A public option cannot save that $500 billion, nor can it reduce healthcare costs. It will only add one more choice of insurance provider to the current complex mix. Most of us neither know nor care which company provides our insurance. The choice we really care about is choice of doctors and hospitals. Most private insurers restrict that choice to maximize profits. They also restrict our access to healthcare by imposing deductibles and co-pays, which many of us can’t afford. Medicare for All offers free choice of doctors and hospitals, with no deductibles and co-pays. What more choice can anyone want?
The other fatal flaw in a public option is that it will likely become the insurer of last resort to the sickest and oldest among us. The insurance playing field will be anything but level. As deficient as they are, for-profit insurers will cleverly market themselves to the young and healthy, leaving those who use more healthcare to the public option. Its costs will balloon, dooming it to fail, to the delight of for-profit companies.
Sanders and Warren understand this. They understand that fear of change is what causes people to think that they would rather keep their present, inadequate, expensive insurance plans. They understand that most people are eager to turn 65 and trade their employer-provided plans for Medicare. They understand that everyone would be better off with Medicare for All, and that a public option simply won’t get us there.

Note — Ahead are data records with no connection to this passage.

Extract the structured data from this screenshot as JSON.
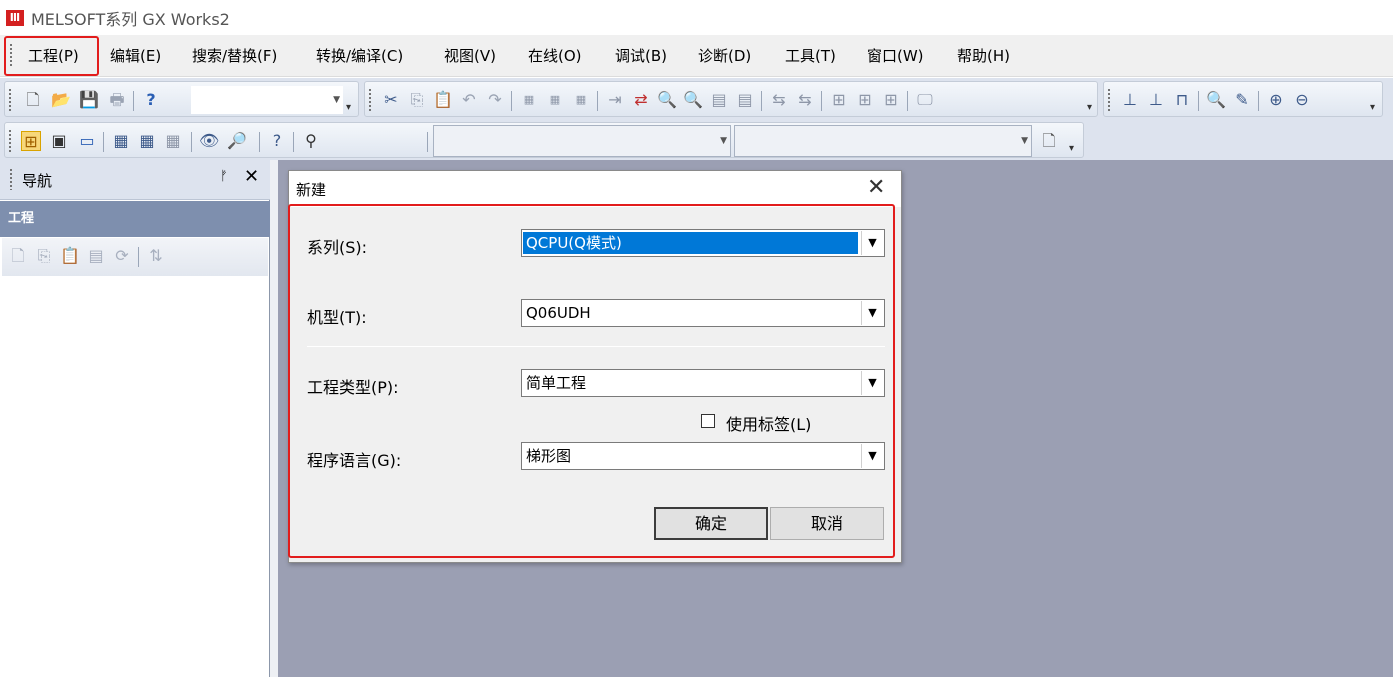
{
  "app": {
    "title": "MELSOFT系列 GX Works2",
    "logo_text": "Ⅲ"
  },
  "menu": [
    {
      "label": "工程(P)"
    },
    {
      "label": "编辑(E)"
    },
    {
      "label": "搜索/替换(F)"
    },
    {
      "label": "转换/编译(C)"
    },
    {
      "label": "视图(V)"
    },
    {
      "label": "在线(O)"
    },
    {
      "label": "调试(B)"
    },
    {
      "label": "诊断(D)"
    },
    {
      "label": "工具(T)"
    },
    {
      "label": "窗口(W)"
    },
    {
      "label": "帮助(H)"
    }
  ],
  "navigation": {
    "title": "导航",
    "pin": "ᚠ",
    "close": "✕",
    "section": "工程"
  },
  "dialog": {
    "title": "新建",
    "close": "✕",
    "series_label": "系列(S):",
    "series_value": "QCPU(Q模式)",
    "model_label": "机型(T):",
    "model_value": "Q06UDH",
    "project_type_label": "工程类型(P):",
    "project_type_value": "简单工程",
    "use_label_text": "使用标签(L)",
    "use_label_checked": false,
    "language_label": "程序语言(G):",
    "language_value": "梯形图",
    "ok": "确定",
    "cancel": "取消"
  },
  "colors": {
    "highlight": "#e21c1c",
    "workspace": "#9b9fb3",
    "nav_section": "#7e8fae",
    "selection": "#0078d7"
  }
}
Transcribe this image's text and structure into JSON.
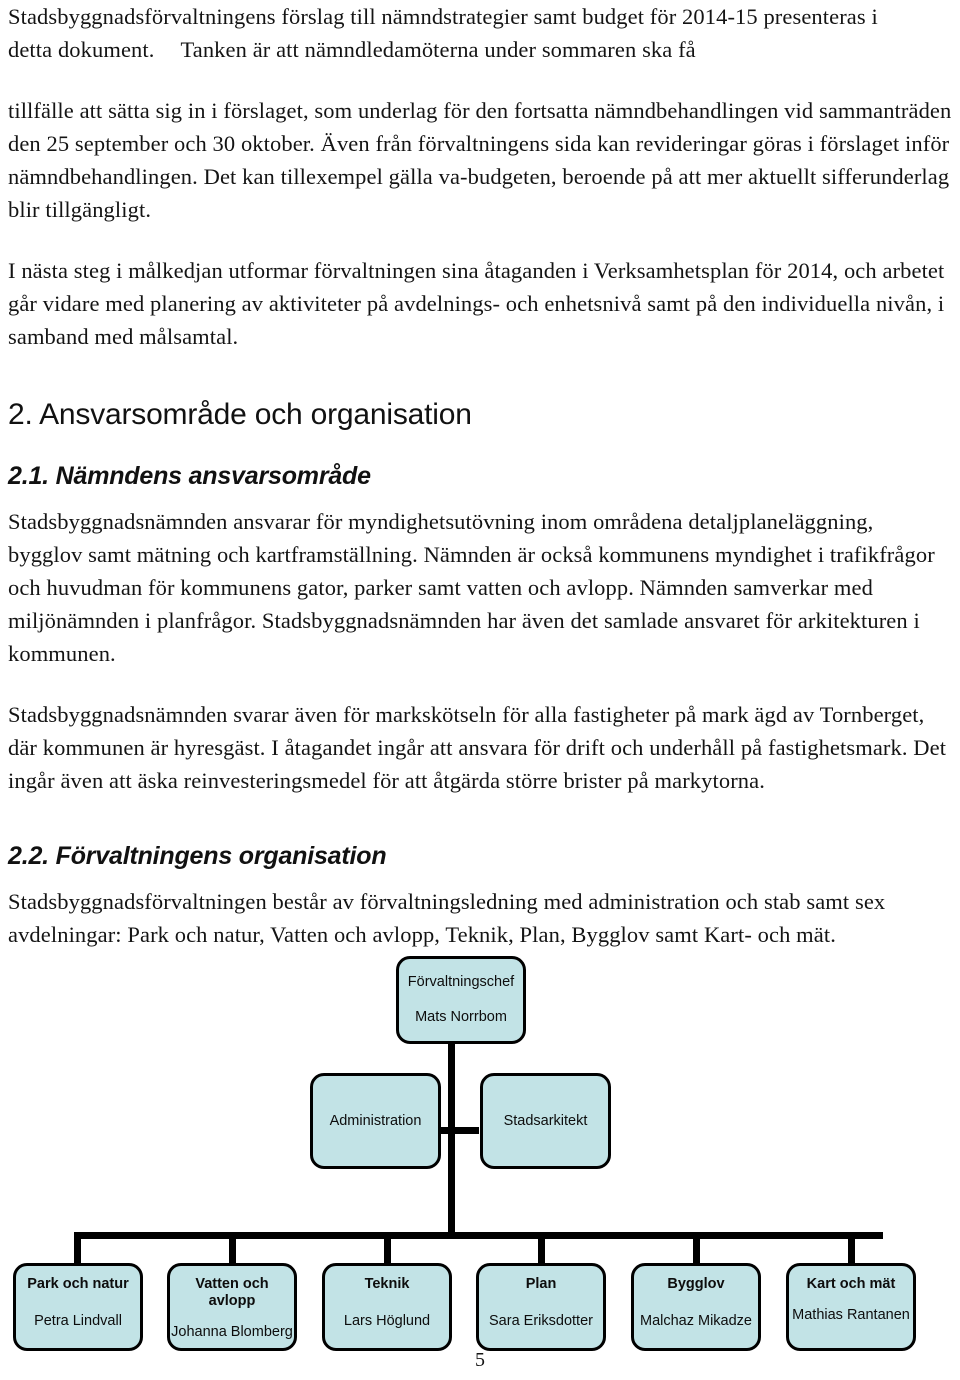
{
  "document": {
    "page_number": "5",
    "paragraphs": [
      {
        "id": "intro_line1",
        "text": "Stadsbyggnadsförvaltningens förslag till nämndstrategier samt budget för 2014-15 presenteras i"
      },
      {
        "id": "intro_line2a",
        "text": "detta dokument."
      },
      {
        "id": "intro_line2b",
        "text": "Tanken är att nämndledamöterna under sommaren ska få"
      },
      {
        "id": "para_tillfalle",
        "text": "tillfälle att sätta sig in i förslaget, som underlag för den fortsatta nämndbehandlingen vid sammanträden den 25 september och 30 oktober. Även från förvaltningens sida kan revideringar göras i förslaget inför nämndbehandlingen. Det kan tillexempel gälla va-budgeten, beroende på att mer aktuellt sifferunderlag blir tillgängligt."
      },
      {
        "id": "para_nasta_steg",
        "text": "I nästa steg i målkedjan utformar förvaltningen sina åtaganden i Verksamhetsplan för 2014, och arbetet går vidare med planering av aktiviteter på avdelnings- och enhetsnivå samt på den individuella nivån, i samband med målsamtal."
      },
      {
        "id": "para_ansvar_1",
        "text": "Stadsbyggnadsnämnden ansvarar för myndighetsutövning inom områdena detaljplaneläggning, bygglov samt mätning och kartframställning. Nämnden är också kommunens myndighet i trafikfrågor och huvudman för kommunens gator, parker samt vatten och avlopp. Nämnden samverkar med miljönämnden i planfrågor. Stadsbyggnadsnämnden har även det samlade ansvaret för arkitekturen i kommunen."
      },
      {
        "id": "para_ansvar_2",
        "text": "Stadsbyggnadsnämnden svarar även för markskötseln för alla fastigheter på mark ägd av Tornberget, där kommunen är hyresgäst. I åtagandet ingår att ansvara för drift och underhåll på fastighetsmark. Det ingår även att äska reinvesteringsmedel för att åtgärda större brister på markytorna."
      },
      {
        "id": "para_organisation",
        "text": "Stadsbyggnadsförvaltningen består av förvaltningsledning med administration och stab samt sex avdelningar: Park och natur, Vatten och avlopp, Teknik, Plan, Bygglov samt Kart- och mät."
      }
    ],
    "headings": {
      "section_2": "2. Ansvarsområde och organisation",
      "section_2_1": "2.1. Nämndens ansvarsområde",
      "section_2_2": "2.2. Förvaltningens organisation"
    }
  },
  "org_chart": {
    "colors": {
      "node_fill": "#c2e3e6",
      "node_border": "#000000",
      "connector": "#000000",
      "text": "#0d0d0d"
    },
    "top": {
      "title": "Förvaltningschef",
      "person": "Mats Norrbom"
    },
    "staff": [
      {
        "title": "Administration",
        "person": ""
      },
      {
        "title": "Stadsarkitekt",
        "person": ""
      }
    ],
    "departments": [
      {
        "title": "Park och natur",
        "person": "Petra Lindvall"
      },
      {
        "title": "Vatten och avlopp",
        "person": "Johanna Blomberg"
      },
      {
        "title": "Teknik",
        "person": "Lars Höglund"
      },
      {
        "title": "Plan",
        "person": "Sara Eriksdotter"
      },
      {
        "title": "Bygglov",
        "person": "Malchaz Mikadze"
      },
      {
        "title": "Kart och mät",
        "person": "Mathias Rantanen"
      }
    ]
  }
}
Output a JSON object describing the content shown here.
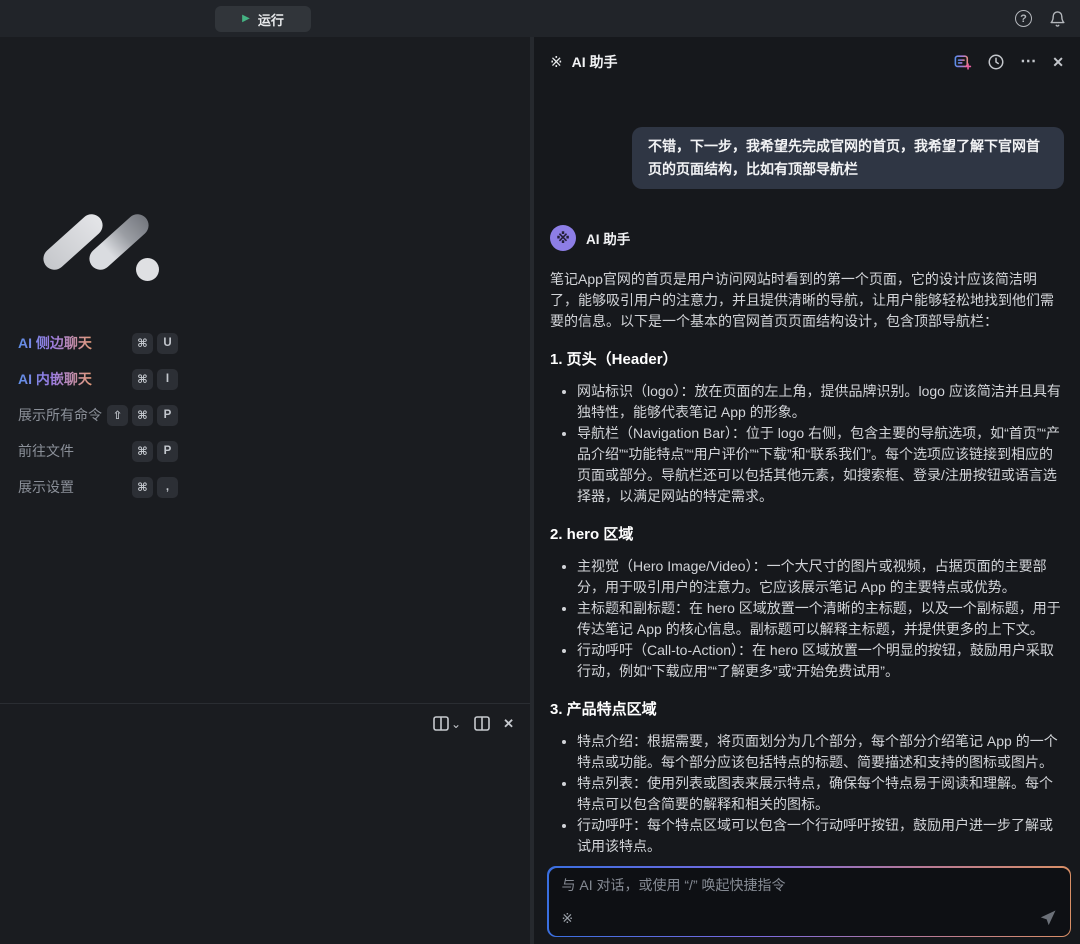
{
  "icons": {
    "play": "▶",
    "help": "?",
    "more": "⋯",
    "close": "✕",
    "chevron_down": "⌄",
    "sparkle": "※"
  },
  "topbar": {
    "run_label": "运行"
  },
  "left_menu": {
    "items": [
      {
        "label": "AI 侧边聊天",
        "keys": [
          "⌘",
          "U"
        ]
      },
      {
        "label": "AI 内嵌聊天",
        "keys": [
          "⌘",
          "I"
        ]
      },
      {
        "label": "展示所有命令",
        "keys": [
          "⇧",
          "⌘",
          "P"
        ]
      },
      {
        "label": "前往文件",
        "keys": [
          "⌘",
          "P"
        ]
      },
      {
        "label": "展示设置",
        "keys": [
          "⌘",
          ","
        ]
      }
    ]
  },
  "ai_panel": {
    "title": "AI 助手",
    "assistant_name": "AI 助手",
    "user_message": "不错，下一步，我希望先完成官网的首页，我希望了解下官网首页的页面结构，比如有顶部导航栏",
    "intro": "笔记App官网的首页是用户访问网站时看到的第一个页面，它的设计应该简洁明了，能够吸引用户的注意力，并且提供清晰的导航，让用户能够轻松地找到他们需要的信息。以下是一个基本的官网首页页面结构设计，包含顶部导航栏：",
    "sections": [
      {
        "heading": "1. 页头（Header）",
        "bullets": [
          "网站标识（logo）：放在页面的左上角，提供品牌识别。logo 应该简洁并且具有独特性，能够代表笔记 App 的形象。",
          "导航栏（Navigation Bar）：位于 logo 右侧，包含主要的导航选项，如“首页”“产品介绍”“功能特点”“用户评价”“下载”和“联系我们”。每个选项应该链接到相应的页面或部分。导航栏还可以包括其他元素，如搜索框、登录/注册按钮或语言选择器，以满足网站的特定需求。"
        ]
      },
      {
        "heading": "2. hero 区域",
        "bullets": [
          "主视觉（Hero Image/Video）：一个大尺寸的图片或视频，占据页面的主要部分，用于吸引用户的注意力。它应该展示笔记 App 的主要特点或优势。",
          "主标题和副标题：在 hero 区域放置一个清晰的主标题，以及一个副标题，用于传达笔记 App 的核心信息。副标题可以解释主标题，并提供更多的上下文。",
          "行动呼吁（Call-to-Action）：在 hero 区域放置一个明显的按钮，鼓励用户采取行动，例如“下载应用”“了解更多”或“开始免费试用”。"
        ]
      },
      {
        "heading": "3. 产品特点区域",
        "bullets": [
          "特点介绍：根据需要，将页面划分为几个部分，每个部分介绍笔记 App 的一个特点或功能。每个部分应该包括特点的标题、简要描述和支持的图标或图片。",
          "特点列表：使用列表或图表来展示特点，确保每个特点易于阅读和理解。每个特点可以包含简要的解释和相关的图标。",
          "行动呼吁：每个特点区域可以包含一个行动呼吁按钮，鼓励用户进一步了解或试用该特点。"
        ]
      }
    ],
    "input": {
      "placeholder": "与 AI 对话，或使用 “/” 唤起快捷指令"
    }
  },
  "colors": {
    "accent_green": "#45b383",
    "avatar_purple": "#8d7ee6",
    "gradient_blue": "#3a6fe0",
    "gradient_purple": "#7a6ae0",
    "gradient_orange": "#d98f66",
    "bubble_bg": "#2f3644"
  }
}
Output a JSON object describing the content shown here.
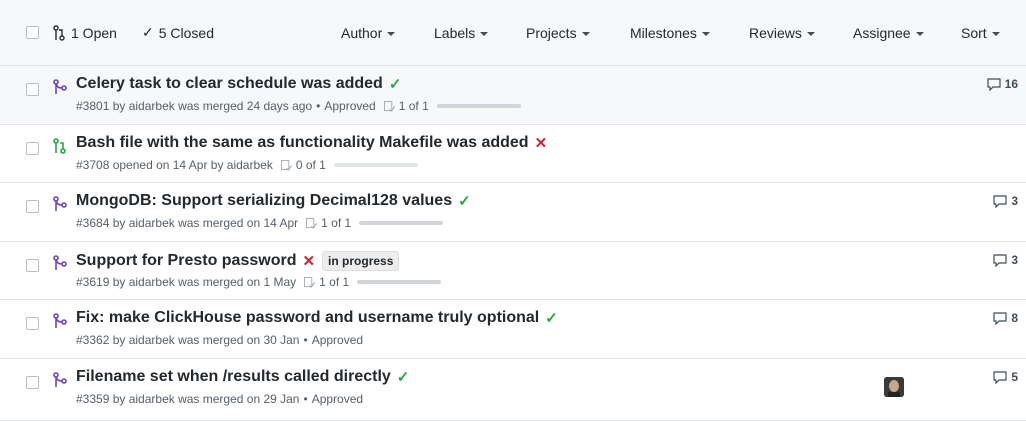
{
  "header": {
    "open_label": "1 Open",
    "closed_label": "5 Closed",
    "filters": [
      "Author",
      "Labels",
      "Projects",
      "Milestones",
      "Reviews",
      "Assignee",
      "Sort"
    ]
  },
  "pull_requests": [
    {
      "title": "Celery task to clear schedule was added",
      "state": "merged",
      "status": "success",
      "meta": "#3801 by aidarbek was merged 24 days ago",
      "approved": "Approved",
      "review": "1 of 1",
      "review_fraction": 1.0,
      "comments": "16",
      "label": ""
    },
    {
      "title": "Bash file with the same as functionality Makefile was added",
      "state": "open",
      "status": "failure",
      "meta": "#3708 opened on 14 Apr by aidarbek",
      "approved": "",
      "review": "0 of 1",
      "review_fraction": 0.0,
      "comments": "",
      "label": ""
    },
    {
      "title": "MongoDB: Support serializing Decimal128 values",
      "state": "merged",
      "status": "success",
      "meta": "#3684 by aidarbek was merged on 14 Apr",
      "approved": "",
      "review": "1 of 1",
      "review_fraction": 1.0,
      "comments": "3",
      "label": ""
    },
    {
      "title": "Support for Presto password",
      "state": "merged",
      "status": "failure",
      "meta": "#3619 by aidarbek was merged on 1 May",
      "approved": "",
      "review": "1 of 1",
      "review_fraction": 1.0,
      "comments": "3",
      "label": "in progress"
    },
    {
      "title": "Fix: make ClickHouse password and username truly optional",
      "state": "merged",
      "status": "success",
      "meta": "#3362 by aidarbek was merged on 30 Jan",
      "approved": "Approved",
      "review": "",
      "review_fraction": 0,
      "comments": "8",
      "label": ""
    },
    {
      "title": "Filename set when /results called directly",
      "state": "merged",
      "status": "success",
      "meta": "#3359 by aidarbek was merged on 29 Jan",
      "approved": "Approved",
      "review": "",
      "review_fraction": 0,
      "comments": "5",
      "label": "",
      "has_avatar": true
    }
  ],
  "colors": {
    "merged": "#6f42c1",
    "open": "#28a745",
    "success": "#28a745",
    "failure": "#cb2431"
  }
}
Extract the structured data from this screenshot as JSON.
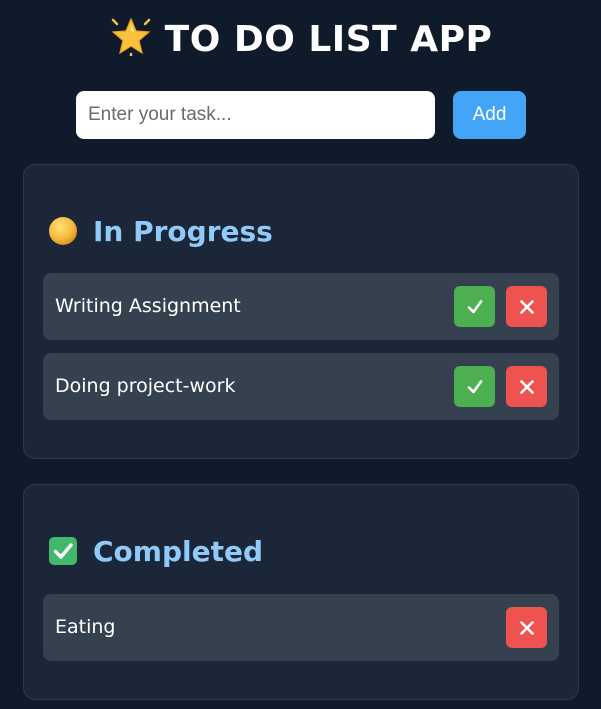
{
  "app": {
    "title": "TO DO LIST APP",
    "title_icon": "star-icon"
  },
  "input": {
    "placeholder": "Enter your task...",
    "value": ""
  },
  "add_button": {
    "label": "Add",
    "color": "#42a5f5"
  },
  "sections": {
    "in_progress": {
      "heading": "In Progress",
      "icon": "yellow-circle-icon",
      "tasks": [
        {
          "label": "Writing Assignment"
        },
        {
          "label": "Doing project-work"
        }
      ]
    },
    "completed": {
      "heading": "Completed",
      "icon": "check-box-icon",
      "tasks": [
        {
          "label": "Eating"
        }
      ]
    }
  },
  "colors": {
    "background": "#0f1b2b",
    "panel": "#1b2738",
    "task_row": "#364150",
    "heading": "#90caf9",
    "complete_button": "#4caf50",
    "delete_button": "#ef5350"
  }
}
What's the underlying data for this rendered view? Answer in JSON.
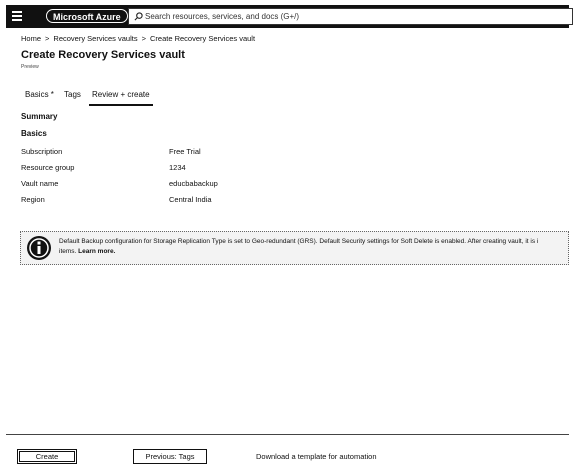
{
  "topbar": {
    "brand": "Microsoft Azure",
    "search_placeholder": "Search resources, services, and docs (G+/)"
  },
  "breadcrumb": {
    "items": [
      "Home",
      "Recovery Services vaults",
      "Create Recovery Services vault"
    ],
    "separator": ">"
  },
  "page": {
    "title": "Create Recovery Services vault",
    "subtitle": "Preview"
  },
  "tabs": [
    {
      "label": "Basics",
      "marker": "*"
    },
    {
      "label": "Tags"
    },
    {
      "label": "Review + create",
      "active": true
    }
  ],
  "summary": {
    "heading": "Summary",
    "section": "Basics",
    "fields": [
      {
        "label": "Subscription",
        "value": "Free Trial"
      },
      {
        "label": "Resource group",
        "value": "1234"
      },
      {
        "label": "Vault name",
        "value": "educbabackup"
      },
      {
        "label": "Region",
        "value": "Central India"
      }
    ]
  },
  "info": {
    "icon": "info-icon",
    "line1": "Default Backup configuration for Storage Replication Type is set to Geo-redundant (GRS). Default Security settings for Soft Delete is enabled. After creating vault, it is i",
    "line2_prefix": "items.",
    "line2_link": "Learn more."
  },
  "footer": {
    "create_label": "Create",
    "previous_label": "Previous: Tags",
    "download_label": "Download a template for automation"
  }
}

Incrementalism is often a valid approach to change. Allowing people to choose between keeping their current restrictive plans or a Medicare for All option sounds reasonable, but it just won’t work. As with Emancipation, the Declaration of Independence, and World War 2, this is a time for major change that will benefit the most people. It may seem scary, as all change does, but it’s the only way to get all of us the healthcare protection we deserve, at lower cost than we’re paying now. Rather than fear it, we need to understand and embrace Medicare for All.